■ ENTRIES SUPPLIED
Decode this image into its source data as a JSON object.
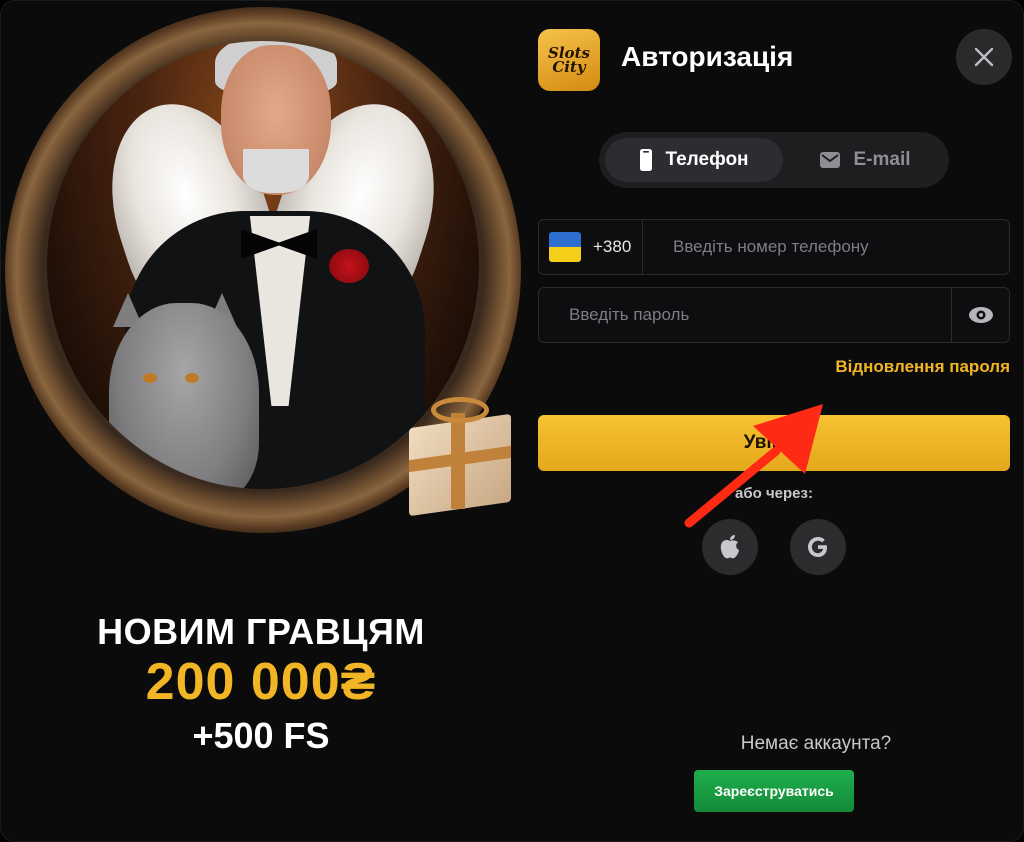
{
  "header": {
    "logo_text": "Slots City",
    "title": "Авторизація"
  },
  "tabs": [
    {
      "label": "Телефон",
      "icon": "phone-icon",
      "active": true
    },
    {
      "label": "E-mail",
      "icon": "mail-icon",
      "active": false
    }
  ],
  "phone_field": {
    "country_code": "+380",
    "flag": "ukraine-flag",
    "placeholder": "Введіть номер телефону",
    "value": ""
  },
  "password_field": {
    "placeholder": "Введіть пароль",
    "value": ""
  },
  "recover_link": "Відновлення пароля",
  "login_button": "Увійти",
  "social": {
    "label": "або через:",
    "providers": [
      "apple-icon",
      "google-icon"
    ]
  },
  "footer": {
    "no_account": "Немає аккаунта?",
    "register_button": "Зареєструватись"
  },
  "promo": {
    "line1": "НОВИМ ГРАВЦЯМ",
    "line2": "200 000₴",
    "line3": "+500 FS"
  },
  "colors": {
    "accent": "#f2b526",
    "register": "#1fae4b",
    "annotation_arrow": "#ff2a14",
    "background": "#0b0b0c"
  }
}
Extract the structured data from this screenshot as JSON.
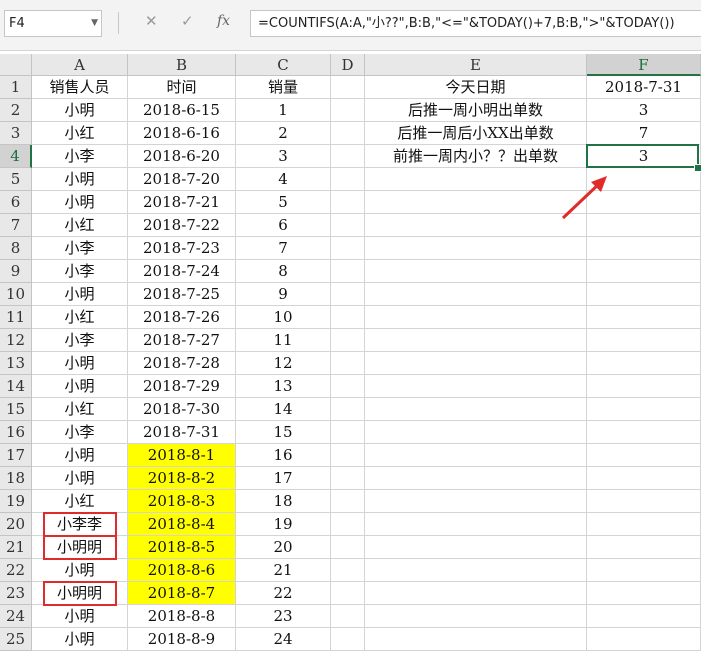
{
  "name_box": "F4",
  "formula_bar": {
    "cancel_glyph": "✕",
    "enter_glyph": "✓",
    "fx_label": "fx",
    "formula": "=COUNTIFS(A:A,\"小??\",B:B,\"<=\"&TODAY()+7,B:B,\">\"&TODAY())"
  },
  "columns": [
    "A",
    "B",
    "C",
    "D",
    "E",
    "F"
  ],
  "active_cell": "F4",
  "rows": [
    {
      "num": "1",
      "A": "销售人员",
      "B": "时间",
      "C": "销量",
      "E": "今天日期",
      "F": "2018-7-31"
    },
    {
      "num": "2",
      "A": "小明",
      "B": "2018-6-15",
      "C": "1",
      "E": "后推一周小明出单数",
      "F": "3"
    },
    {
      "num": "3",
      "A": "小红",
      "B": "2018-6-16",
      "C": "2",
      "E": "后推一周后小XX出单数",
      "F": "7"
    },
    {
      "num": "4",
      "A": "小李",
      "B": "2018-6-20",
      "C": "3",
      "E": "前推一周内小？？出单数",
      "F": "3"
    },
    {
      "num": "5",
      "A": "小明",
      "B": "2018-7-20",
      "C": "4"
    },
    {
      "num": "6",
      "A": "小明",
      "B": "2018-7-21",
      "C": "5"
    },
    {
      "num": "7",
      "A": "小红",
      "B": "2018-7-22",
      "C": "6"
    },
    {
      "num": "8",
      "A": "小李",
      "B": "2018-7-23",
      "C": "7"
    },
    {
      "num": "9",
      "A": "小李",
      "B": "2018-7-24",
      "C": "8"
    },
    {
      "num": "10",
      "A": "小明",
      "B": "2018-7-25",
      "C": "9"
    },
    {
      "num": "11",
      "A": "小红",
      "B": "2018-7-26",
      "C": "10"
    },
    {
      "num": "12",
      "A": "小李",
      "B": "2018-7-27",
      "C": "11"
    },
    {
      "num": "13",
      "A": "小明",
      "B": "2018-7-28",
      "C": "12"
    },
    {
      "num": "14",
      "A": "小明",
      "B": "2018-7-29",
      "C": "13"
    },
    {
      "num": "15",
      "A": "小红",
      "B": "2018-7-30",
      "C": "14"
    },
    {
      "num": "16",
      "A": "小李",
      "B": "2018-7-31",
      "C": "15"
    },
    {
      "num": "17",
      "A": "小明",
      "B": "2018-8-1",
      "C": "16",
      "hl": true
    },
    {
      "num": "18",
      "A": "小明",
      "B": "2018-8-2",
      "C": "17",
      "hl": true
    },
    {
      "num": "19",
      "A": "小红",
      "B": "2018-8-3",
      "C": "18",
      "hl": true
    },
    {
      "num": "20",
      "A": "小李李",
      "B": "2018-8-4",
      "C": "19",
      "hl": true,
      "box": true
    },
    {
      "num": "21",
      "A": "小明明",
      "B": "2018-8-5",
      "C": "20",
      "hl": true,
      "box": true
    },
    {
      "num": "22",
      "A": "小明",
      "B": "2018-8-6",
      "C": "21",
      "hl": true
    },
    {
      "num": "23",
      "A": "小明明",
      "B": "2018-8-7",
      "C": "22",
      "hl": true,
      "box": true
    },
    {
      "num": "24",
      "A": "小明",
      "B": "2018-8-8",
      "C": "23"
    },
    {
      "num": "25",
      "A": "小明",
      "B": "2018-8-9",
      "C": "24"
    }
  ],
  "colors": {
    "highlight": "#ffff00",
    "annotation_red": "#e02b2b",
    "selection_green": "#217346"
  }
}
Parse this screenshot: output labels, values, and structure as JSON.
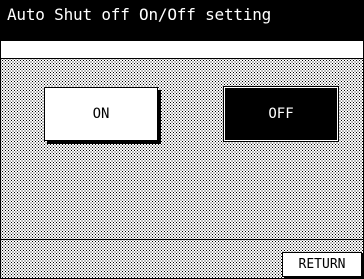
{
  "header": {
    "title": "Auto Shut off On/Off setting"
  },
  "options": {
    "on_label": "ON",
    "off_label": "OFF",
    "selected": "OFF"
  },
  "footer": {
    "return_label": "RETURN"
  },
  "colors": {
    "title_bar": "#000000",
    "title_text": "#ffffff",
    "selected_button": "#000000",
    "unselected_button": "#ffffff"
  }
}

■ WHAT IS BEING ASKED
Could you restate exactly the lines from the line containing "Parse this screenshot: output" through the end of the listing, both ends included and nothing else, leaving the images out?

■ EXERCISE ANSWER
Parse this screenshot: output labels, values, and structure as JSON.
{
  "header": {
    "title": "Auto Shut off On/Off setting"
  },
  "options": {
    "on_label": "ON",
    "off_label": "OFF",
    "selected": "OFF"
  },
  "footer": {
    "return_label": "RETURN"
  },
  "colors": {
    "title_bar": "#000000",
    "title_text": "#ffffff",
    "selected_button": "#000000",
    "unselected_button": "#ffffff"
  }
}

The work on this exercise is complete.